John Gibbons and Isobel Sollengerger are both from the area and met at PAFA. The couple has been collaborating on music for a long time (they’re both members of the electro-Zen–art band, Bardo Pond) and recently started collaborating on art. The Flemings, Ellen and Sonny, are from the area. Ellen went to Uarts and Sonny is recently back from five years in salt Lake City where he founded and built “Proving Grounds” the biggest skate park in that part of the country. Boutwell is from Erie and after spending time in the Navy is now studying art at PAFA. (image is floor with critters, mushrooms and a “saucer,” part of Gibbons and Sollenberger‘s untitled installation — which also includes a plaster on paper “cloud” on the wall — see next image)


The group exhibit’s laid out in the building’s first floor and the work spans the range of art and crafts, from decorative glass panels and metal and ceramic sculptures to collage, figure paintings, furniture, clothing, video and abstract works.

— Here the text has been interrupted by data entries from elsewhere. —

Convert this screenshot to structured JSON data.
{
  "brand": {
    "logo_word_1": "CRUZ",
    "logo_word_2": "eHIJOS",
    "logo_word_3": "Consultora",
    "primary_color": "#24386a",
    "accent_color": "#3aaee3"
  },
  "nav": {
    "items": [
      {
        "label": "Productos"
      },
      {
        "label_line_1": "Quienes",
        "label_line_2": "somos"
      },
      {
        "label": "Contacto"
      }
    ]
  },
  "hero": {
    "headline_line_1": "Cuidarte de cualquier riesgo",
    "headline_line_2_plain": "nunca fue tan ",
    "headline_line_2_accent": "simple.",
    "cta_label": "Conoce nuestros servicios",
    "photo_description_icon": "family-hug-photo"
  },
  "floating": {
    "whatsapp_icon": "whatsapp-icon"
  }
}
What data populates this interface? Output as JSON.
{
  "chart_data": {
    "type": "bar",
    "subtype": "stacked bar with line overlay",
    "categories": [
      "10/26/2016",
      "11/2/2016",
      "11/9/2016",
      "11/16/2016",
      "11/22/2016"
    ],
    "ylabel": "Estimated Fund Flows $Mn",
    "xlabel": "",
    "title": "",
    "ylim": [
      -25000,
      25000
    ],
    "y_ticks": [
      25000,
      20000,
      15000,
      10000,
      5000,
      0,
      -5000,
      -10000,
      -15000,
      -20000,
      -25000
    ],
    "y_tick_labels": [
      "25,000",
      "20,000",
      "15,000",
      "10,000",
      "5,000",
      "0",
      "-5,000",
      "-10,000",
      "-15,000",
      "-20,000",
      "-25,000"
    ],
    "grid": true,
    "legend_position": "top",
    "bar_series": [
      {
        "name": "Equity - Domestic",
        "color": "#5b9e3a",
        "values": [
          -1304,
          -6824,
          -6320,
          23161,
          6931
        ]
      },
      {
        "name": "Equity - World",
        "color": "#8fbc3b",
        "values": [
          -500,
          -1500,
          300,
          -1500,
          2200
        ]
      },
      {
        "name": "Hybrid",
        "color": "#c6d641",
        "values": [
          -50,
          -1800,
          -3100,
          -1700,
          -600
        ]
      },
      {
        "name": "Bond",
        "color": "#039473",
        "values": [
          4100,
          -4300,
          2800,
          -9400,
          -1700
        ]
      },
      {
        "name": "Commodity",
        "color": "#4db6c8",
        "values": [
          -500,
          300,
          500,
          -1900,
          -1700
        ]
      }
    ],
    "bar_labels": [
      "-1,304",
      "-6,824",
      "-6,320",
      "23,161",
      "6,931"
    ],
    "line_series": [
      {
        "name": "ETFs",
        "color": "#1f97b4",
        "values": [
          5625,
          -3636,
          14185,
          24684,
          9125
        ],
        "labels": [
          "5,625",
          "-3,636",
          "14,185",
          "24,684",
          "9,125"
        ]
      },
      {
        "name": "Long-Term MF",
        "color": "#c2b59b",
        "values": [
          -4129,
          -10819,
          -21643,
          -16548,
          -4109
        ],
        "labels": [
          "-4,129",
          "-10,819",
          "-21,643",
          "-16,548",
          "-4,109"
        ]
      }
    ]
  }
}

Having just written about the CFEVA show, which has an equal range of works, I have to say this show is of comparable quality but higher in energy and of course edgier, as you’d expect, in what is a beautiful but raw space (and not an office lobby). I’ll venture here that office lobbies could use a little bit more of this edgier stuff.


The real fun of this building is the open studios where the artists live and work. It’s here I saw the amazing level to which the artists are committed to working. The spaces I saw were almost equal part studio and living space and the interweaving of art and life is complete. Without further ado, I’ll run some pictures here with a bit of commentary. Mostly I hope you’ll keep these artists on your radar and watch out for their next open studio event. (image is Sonny Fleming‘s “Pillow Talk” a loveseat with tvs all running static embedded in it.)


Here is Ellen Fleming‘s “3” which I thought was a glass and metal painting. It was both sweet and poke-y, so a little forbidding.


Michael McJilton‘s got a body of work involving soldiers and war. I find that very compelling material for a young artist to make. Here are some drawings that look like recruiting posters installed like on a bulletin board.

Jon Schoff‘s “Flesh Pod” painting is like a bad boy version of that Sidney Goodman painting of a nude — body truncated in a violent kind of way draped over a wooden table. Very Academy…but not.


Naomi Littell makes hats and clothing. Her works (pictured here hanging in the apparel corner of the exhibit) have the fun, party-time ambiance and flash of Mardi Gras (if not the purple, green and gold colors).

I somehow failed to get a shot of Brian Boutwell‘s painting — all black and covering many different colors underneath. Reeb told me he’s sending one and I’ll run it with the next post.